The Slovaks of Romania are an ethnic minority group of 17199 at the 2002 census, comprising 0.1 per cent of the total population.

A quoted reason for the children’s parents coming to the UK is that they wish to give their children the chance of a better future.

Sex education should begin at home, not just in the school. Who will be looking after and providing for these babies while their mothers are in school and when they eventually leave – the Roma parents and children or the UK Welfare State?

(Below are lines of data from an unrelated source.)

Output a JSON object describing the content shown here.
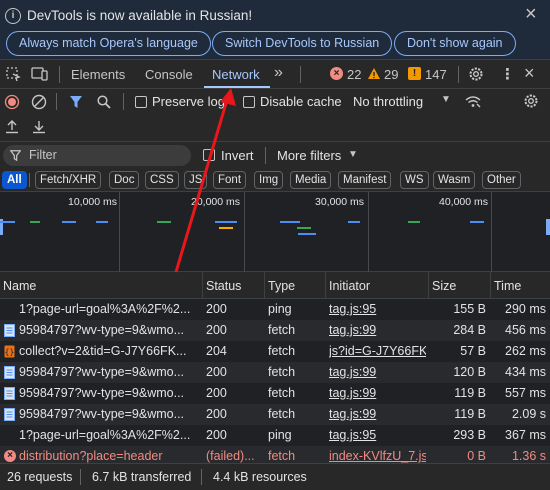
{
  "infobar": {
    "message": "DevTools is now available in Russian!",
    "buttons": [
      "Always match Opera's language",
      "Switch DevTools to Russian",
      "Don't show again"
    ]
  },
  "tabs": {
    "items": [
      "Elements",
      "Console",
      "Network"
    ],
    "active": "Network",
    "more": "»",
    "errors": "22",
    "warnings": "29",
    "issues": "147"
  },
  "toolbar": {
    "preserve_log": "Preserve log",
    "disable_cache": "Disable cache",
    "throttling": "No throttling"
  },
  "filter": {
    "placeholder": "Filter",
    "invert": "Invert",
    "more_filters": "More filters",
    "types": [
      "All",
      "Fetch/XHR",
      "Doc",
      "CSS",
      "JS",
      "Font",
      "Img",
      "Media",
      "Manifest",
      "WS",
      "Wasm",
      "Other"
    ],
    "selected_type": "All"
  },
  "overview": {
    "ticks": [
      "10,000 ms",
      "20,000 ms",
      "30,000 ms",
      "40,000 ms"
    ]
  },
  "table": {
    "columns": [
      "Name",
      "Status",
      "Type",
      "Initiator",
      "Size",
      "Time"
    ],
    "rows": [
      {
        "name": "1?page-url=goal%3A%2F%2...",
        "status": "200",
        "type": "ping",
        "initiator": "tag.js:95",
        "size": "155 B",
        "time": "290 ms",
        "icon": "blank-icon"
      },
      {
        "name": "95984797?wv-type=9&wmo...",
        "status": "200",
        "type": "fetch",
        "initiator": "tag.js:99",
        "size": "284 B",
        "time": "456 ms",
        "icon": "document-icon"
      },
      {
        "name": "collect?v=2&tid=G-J7Y66FK...",
        "status": "204",
        "type": "fetch",
        "initiator": "js?id=G-J7Y66FK",
        "size": "57 B",
        "time": "262 ms",
        "icon": "braces-icon"
      },
      {
        "name": "95984797?wv-type=9&wmo...",
        "status": "200",
        "type": "fetch",
        "initiator": "tag.js:99",
        "size": "120 B",
        "time": "434 ms",
        "icon": "document-icon"
      },
      {
        "name": "95984797?wv-type=9&wmo...",
        "status": "200",
        "type": "fetch",
        "initiator": "tag.js:99",
        "size": "119 B",
        "time": "557 ms",
        "icon": "document-icon"
      },
      {
        "name": "95984797?wv-type=9&wmo...",
        "status": "200",
        "type": "fetch",
        "initiator": "tag.js:99",
        "size": "119 B",
        "time": "2.09 s",
        "icon": "document-icon"
      },
      {
        "name": "1?page-url=goal%3A%2F%2...",
        "status": "200",
        "type": "ping",
        "initiator": "tag.js:95",
        "size": "293 B",
        "time": "367 ms",
        "icon": "blank-icon"
      },
      {
        "name": "distribution?place=header",
        "status": "(failed)...",
        "type": "fetch",
        "initiator": "index-KVlfzU_7.js",
        "size": "0 B",
        "time": "1.36 s",
        "icon": "error-icon"
      }
    ]
  },
  "statusbar": {
    "requests": "26 requests",
    "transferred": "6.7 kB transferred",
    "resources": "4.4 kB resources"
  },
  "colors": {
    "accent": "#a8c7fa",
    "error": "#f28b82",
    "warning": "#f29900",
    "annotation_arrow": "#e8171b"
  }
}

I suggest that local and State monies and resources spent on returning these young mothers back to their schools and providing for their welfare could be put to better use such as removing the need for cuts in funding for Watercliffe Meadow Primary School and their ilk.